## Exercise goal
Pick out the lines below that contain the string "value" and copy them all.

## Dataset
....

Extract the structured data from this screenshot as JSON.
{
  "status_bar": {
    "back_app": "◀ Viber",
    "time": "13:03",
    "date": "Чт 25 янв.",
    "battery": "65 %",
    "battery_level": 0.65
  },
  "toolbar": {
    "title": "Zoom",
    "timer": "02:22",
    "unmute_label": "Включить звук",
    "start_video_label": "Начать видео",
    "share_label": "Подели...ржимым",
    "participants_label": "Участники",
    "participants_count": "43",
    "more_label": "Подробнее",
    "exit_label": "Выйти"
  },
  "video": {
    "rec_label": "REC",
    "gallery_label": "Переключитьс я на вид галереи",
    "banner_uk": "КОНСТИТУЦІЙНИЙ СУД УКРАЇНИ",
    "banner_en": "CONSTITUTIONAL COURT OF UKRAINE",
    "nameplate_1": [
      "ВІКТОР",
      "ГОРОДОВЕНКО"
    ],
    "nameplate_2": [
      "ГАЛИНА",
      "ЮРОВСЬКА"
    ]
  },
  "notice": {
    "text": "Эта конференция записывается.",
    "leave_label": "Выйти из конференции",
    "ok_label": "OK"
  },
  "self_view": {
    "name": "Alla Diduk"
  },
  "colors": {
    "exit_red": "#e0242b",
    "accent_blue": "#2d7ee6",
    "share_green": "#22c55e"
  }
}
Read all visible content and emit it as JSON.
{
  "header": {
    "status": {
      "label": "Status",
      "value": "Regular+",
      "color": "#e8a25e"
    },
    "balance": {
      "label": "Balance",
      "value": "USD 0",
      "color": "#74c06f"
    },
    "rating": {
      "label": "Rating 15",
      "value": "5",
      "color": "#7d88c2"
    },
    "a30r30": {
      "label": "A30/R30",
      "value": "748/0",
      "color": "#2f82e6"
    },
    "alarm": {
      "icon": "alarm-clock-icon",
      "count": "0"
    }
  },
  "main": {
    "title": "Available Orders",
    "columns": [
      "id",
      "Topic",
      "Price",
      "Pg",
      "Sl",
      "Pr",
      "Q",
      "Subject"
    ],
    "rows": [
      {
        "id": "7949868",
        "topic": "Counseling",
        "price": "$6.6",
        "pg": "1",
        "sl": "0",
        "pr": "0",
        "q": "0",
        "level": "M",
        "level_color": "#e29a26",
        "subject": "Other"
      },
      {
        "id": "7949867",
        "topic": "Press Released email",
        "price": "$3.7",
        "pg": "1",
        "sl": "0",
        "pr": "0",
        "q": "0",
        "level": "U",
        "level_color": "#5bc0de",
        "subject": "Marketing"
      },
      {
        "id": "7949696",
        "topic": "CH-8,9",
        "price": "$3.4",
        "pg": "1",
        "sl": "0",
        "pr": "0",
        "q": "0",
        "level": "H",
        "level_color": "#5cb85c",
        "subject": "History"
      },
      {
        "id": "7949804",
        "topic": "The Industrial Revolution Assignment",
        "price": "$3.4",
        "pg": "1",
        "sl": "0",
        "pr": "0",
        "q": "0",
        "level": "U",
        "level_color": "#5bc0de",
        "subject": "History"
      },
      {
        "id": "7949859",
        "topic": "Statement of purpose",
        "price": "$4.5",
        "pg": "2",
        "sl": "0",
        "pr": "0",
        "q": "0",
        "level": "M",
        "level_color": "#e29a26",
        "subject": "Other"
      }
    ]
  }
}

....

## Problem solution
      "value": "Regular+",
      "value": "USD 0",
      "value": "5",
      "value": "748/0",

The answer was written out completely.